Virginia Perdue - The Case of the Grieving Monkey (1941)
Virginia Perdue has written two mysteries featuring Eleanora Burke, a five foot eleven, two hundred pound investigator for the district attorney's office whose size makes her a worthy adversary but who is not without a trace of insecurity and sentimentality. The first of the two, The Case of the Grieving Monkey, involves Burke in a case of attempted murder by poison. Marian Gantley, a wealthy explorer with a home in the Hollywood hills, is convinced that on two occasions someone has tried to poison her and the second attempt would have been successful had not a glass of cyanide laced milk been drunk by her pet marmoset. Adopting the guise of being an old friend of Marian's, Burke sets out to discover which member of the household could be the culprit with a penchant for poison; Julian, Mrs. Gantley's much younger, philandering husband; her secretary and Julian's mistress; her seemingly neurotic sister-in-law and her estranged husband; or Gretel, her German cousin who seems a little too admiring of Hitler. And what about Thompson, the chauffeur, who seems to be doing a little investigating of his own? It's not long before murder pays a visit to the estate's monkey house.

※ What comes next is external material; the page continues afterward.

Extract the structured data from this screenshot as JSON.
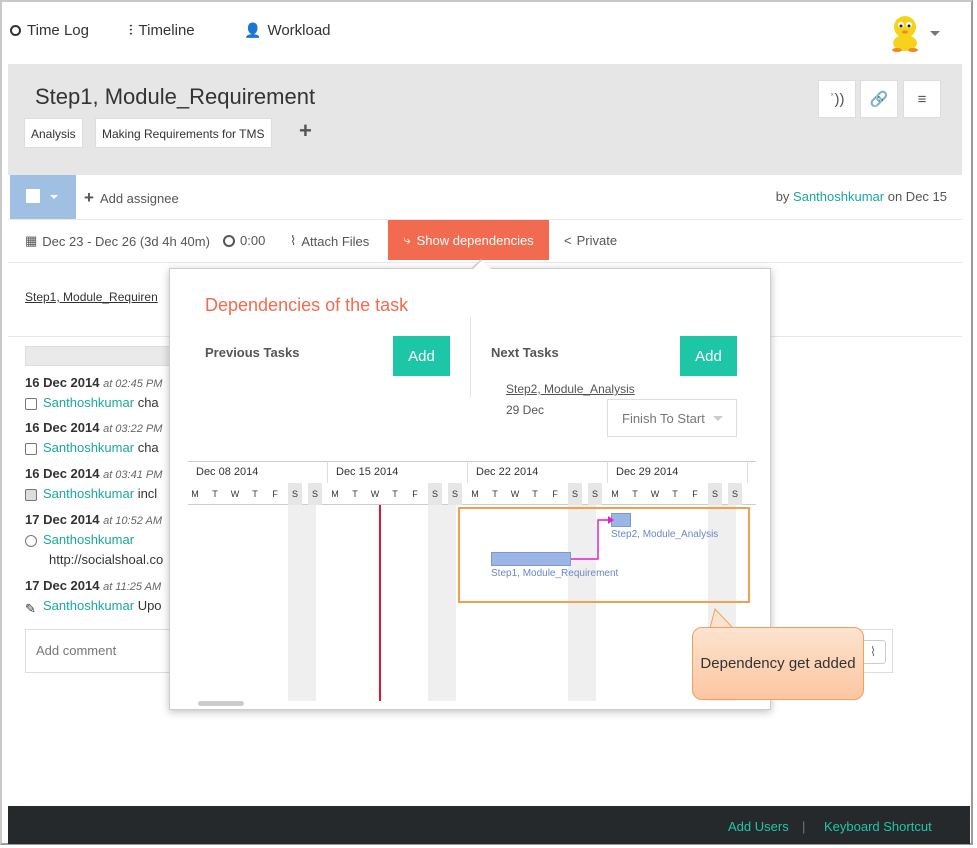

The Case of the Grieving Monkey features a likable heroine (whom the author thankfully did not make into a Bertha Cool-like caricature), and a brisk pace. Not a great mystery, as there's no real surprises or twists, but a quickly read, entertaining story. This was followed the following year by The Case of the Foster Father.
Incidentally the titular monkey doesn't have much importance to the story, grieving or otherwise.